In their homes perched on a sand dune near the Mediterranean Sea, 44 determined Israelis wait for the peace treaty between Egypt and Israel to disintegrate. ``The name of [our] settlement means `to go back to Sinai,' '' said Avi Farhan, one of the founders of Eilei Sinai. ``I hope that Israel will return to Sinai, because Sinai was a part of Israel. We didn't return it to Egypt, we gave it to Egypt.''
South of Eilei Sinai, another settlement also holds Israelis who are waiting to return to Sinai. The settlement is called Neve Dekalim, and its most distinguishing feature is a 60-foot-high concrete synagogue that rises from the rounded sand dunes surrounding the settlement.
Neve Dekalim is the regional center for the Jewish settlements of Gaza. It is an ultra-orthodox settlement, and many of its 130 families regard the return of the Sinai to Egypt as a crime. Under the terms of a March 1979 peace treaty, Israel withdrew from the largely desert Sinai Peninsula, which it had occupied since the 1967 Mideast war. Sinai was returned to Egypt, but not without resistance from Israelis who had settled there over the years.

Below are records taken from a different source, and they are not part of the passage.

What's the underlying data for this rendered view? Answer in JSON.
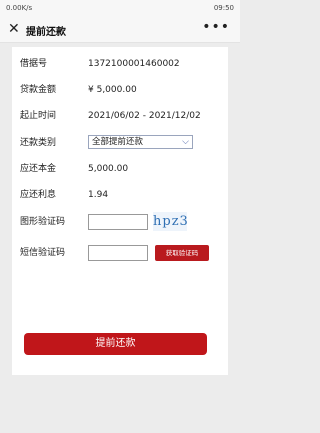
{
  "status": {
    "left": "0.00K/s",
    "right": "09:50"
  },
  "header": {
    "close_glyph": "✕",
    "title": "提前还款",
    "more_glyph": "•••"
  },
  "form": {
    "loan_no": {
      "label": "借据号",
      "value": "1372100001460002"
    },
    "loan_amount": {
      "label": "贷款金额",
      "value": "¥ 5,000.00"
    },
    "period": {
      "label": "起止时间",
      "value": "2021/06/02 - 2021/12/02"
    },
    "repay_type": {
      "label": "还款类别",
      "value": "全部提前还款"
    },
    "principal": {
      "label": "应还本金",
      "value": "5,000.00"
    },
    "interest": {
      "label": "应还利息",
      "value": "1.94"
    },
    "captcha": {
      "label": "图形验证码",
      "image_text": "hpz3",
      "value": ""
    },
    "sms_code": {
      "label": "短信验证码",
      "button": "获取验证码",
      "value": ""
    }
  },
  "submit_label": "提前还款",
  "icons": {
    "arrow": "chevron-down-icon"
  },
  "colors": {
    "accent": "#c0161a",
    "select_border": "#9aa5bd"
  }
}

The most extreme among the settlers of Gaza represent a minority of Israelis -- those who feel that absolutely no territorial concessions should be made to any Arab states in return for peace. But some of their views -- that no more territory should be conceded, that the peace treaty with Egypt is hollow, and that a sort of divine version of manifest destiny gives Israel the right to retain the West Bank and Gaza Strip -- are held by many Israelis.
Were the Israeli government ever to include the Gaza Strip in a territorial concession to a Jordanian-Palestinian delegation, these settlers would present a very real and painful political problem. Many say openly that they would resist any effort to evacuate them.

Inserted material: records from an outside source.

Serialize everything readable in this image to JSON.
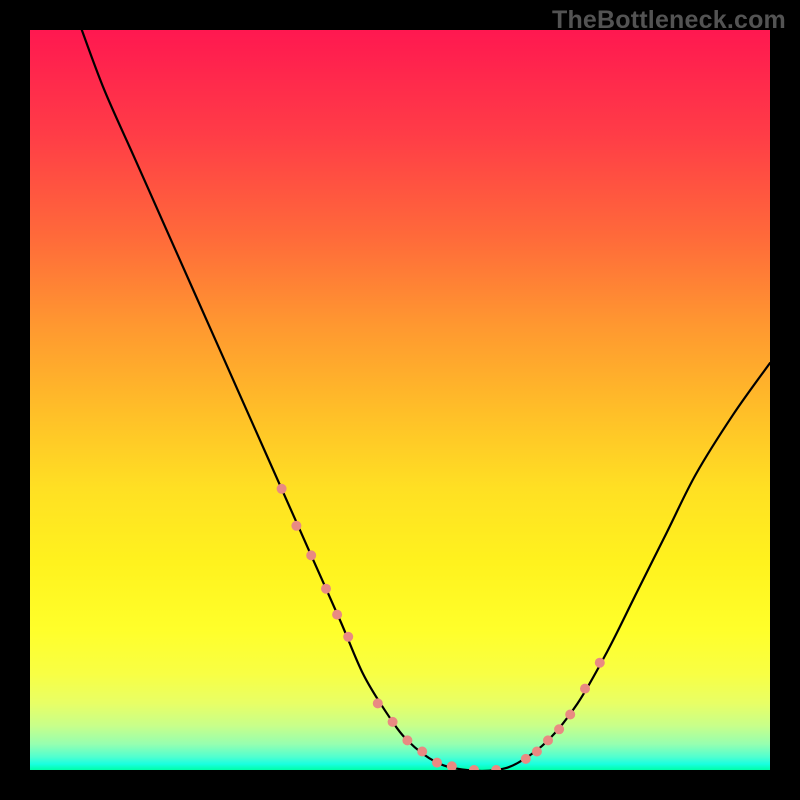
{
  "watermark": "TheBottleneck.com",
  "chart_data": {
    "type": "line",
    "title": "",
    "xlabel": "",
    "ylabel": "",
    "xlim": [
      0,
      100
    ],
    "ylim": [
      0,
      100
    ],
    "grid": false,
    "legend": false,
    "background_gradient": {
      "stops": [
        {
          "pos": 0.0,
          "color": "#ff1850"
        },
        {
          "pos": 0.14,
          "color": "#ff3c47"
        },
        {
          "pos": 0.28,
          "color": "#ff6a3a"
        },
        {
          "pos": 0.4,
          "color": "#ff9830"
        },
        {
          "pos": 0.52,
          "color": "#ffc028"
        },
        {
          "pos": 0.62,
          "color": "#ffe023"
        },
        {
          "pos": 0.72,
          "color": "#fff21e"
        },
        {
          "pos": 0.81,
          "color": "#ffff2a"
        },
        {
          "pos": 0.87,
          "color": "#f8ff44"
        },
        {
          "pos": 0.91,
          "color": "#e8ff66"
        },
        {
          "pos": 0.94,
          "color": "#c8ff8a"
        },
        {
          "pos": 0.965,
          "color": "#96ffb0"
        },
        {
          "pos": 0.982,
          "color": "#52ffcf"
        },
        {
          "pos": 0.992,
          "color": "#19ffe0"
        },
        {
          "pos": 1.0,
          "color": "#00ffa8"
        }
      ]
    },
    "series": [
      {
        "name": "curve",
        "x": [
          7,
          10,
          14,
          18,
          22,
          26,
          30,
          34,
          38,
          42,
          45,
          48,
          51,
          55,
          59,
          63,
          66,
          70,
          74,
          78,
          82,
          86,
          90,
          95,
          100
        ],
        "y": [
          100,
          92,
          83,
          74,
          65,
          56,
          47,
          38,
          29,
          20,
          13,
          8,
          4,
          1,
          0,
          0,
          1,
          4,
          9,
          16,
          24,
          32,
          40,
          48,
          55
        ]
      }
    ],
    "markers": {
      "name": "highlight-points",
      "color": "#e98a82",
      "radius": 5,
      "x": [
        34,
        36,
        38,
        40,
        41.5,
        43,
        47,
        49,
        51,
        53,
        55,
        57,
        60,
        63,
        67,
        68.5,
        70,
        71.5,
        73,
        75,
        77
      ],
      "y": [
        38,
        33,
        29,
        24.5,
        21,
        18,
        9,
        6.5,
        4,
        2.5,
        1,
        0.5,
        0,
        0,
        1.5,
        2.5,
        4,
        5.5,
        7.5,
        11,
        14.5
      ]
    }
  }
}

Avi Farhan fought with the Israeli Army in the Sinai in 1967 and 1969. In April 1982, he was one of the Israelis dragged by the Army from the Yamit settlement which Israel evacuated after signing the peace treaty with Egypt.
He and other settlers from Yamit moved a few miles north and founded settlements in the Gaza strip, a narrow length of farmland and sand dunes occupied by Israel since the 1967 Mideast war.
Today there are no more than 1,500 Israeli settlers in Gaza. This is in sharp contrast to the 45,000 to 50,000 Israelis who live in the occupied West Bank. Gaza is much smaller than the West Bank, much more remote from Tel Aviv and Jerusalem, and much more densely populated by Palestinians -- some 500,000 live in the strip. Gaza does not have the historic and religious pull of the West Bank for Israelis, many of whom regard the West Bank as the heart of Biblical Israel and, therefore, mandated by God to be part of Eretz Yisrael -- Greater Israel.
``We need jobs here, that is what limits our growth,'' said Eli Feist, a chemical engineer who moved to Neve Dekalim because he and his wife, Rachel, and their five children, wanted to live in a new settlement ``near the sea.'' Eli and Rachel commute daily to work in Beersheba, a 11/2-hour drive each way, as do most of the adults of Neve Dekalim.
For those reasons, it has been hard for the Gaza to attract Israeli settlers. Those who do settle are mostly agriculturalists and ultranationalists.
The settlement consists of a cluster of tiny trailers, guarded by four bored-looking Israeli Army soldiers. But Farhan proudly displays his plans for a much larger settlement, with homes, a community center, and schools. On the beach down the road from Eilei Sinai, he runs a small concession stand in the summer, and has plans also to enlarge the concession stand to a resort.
Many more families would move to Gaza, Farhan maintains, if the government would invest in building there. For now, the families living in Eilei Sinai commute to nearby Ashkelon to work and shop.
The most readily apparent impact of the Gaza settlers is the appropriation of land for them. Some 15 percent of the area of Gaza is now fenced off for settlements, according to Israeli figures. The barbed wire fences around the settlements are the most many Gazan Palestinians ever see of their Jewish neighbors.
``There used to come here Jewish people to the market, to buy things. Lately, because there were those incidents where some were attacked, their presence is less and less,'' says Dr. Haydar Abdl Shafi, a native Gazan.
A rash of attacks on Israelis in Gaza and the West Bank in last spring and summer led to an Israeli Army crackdown in September and October, and several Arab residents complained that soldiers were harassing them. An Israeli Army spokesman acknowledged that there were some incidents of harrassment, but said that on the whole, the Army conducted itself well.
As do their counterparts in the West Bank, many Gazan settlers drive around the strip armed with machine guns and pistols. Most stay clear of the main Palestinian population centers.
But although there exists in Gaza the same explosive mix of settlers, the Army, and Palestinians, as on the West Bank, the area remains remarkably easy for the Israelis to occupy, observes one Western diplomat.
``What is hard to understand is not that there is occasionally trouble down there, but why there isn't more,'' he says. Second in a three-part series on the Gaza Strip. The first part appeared Thursday, Dec. 19.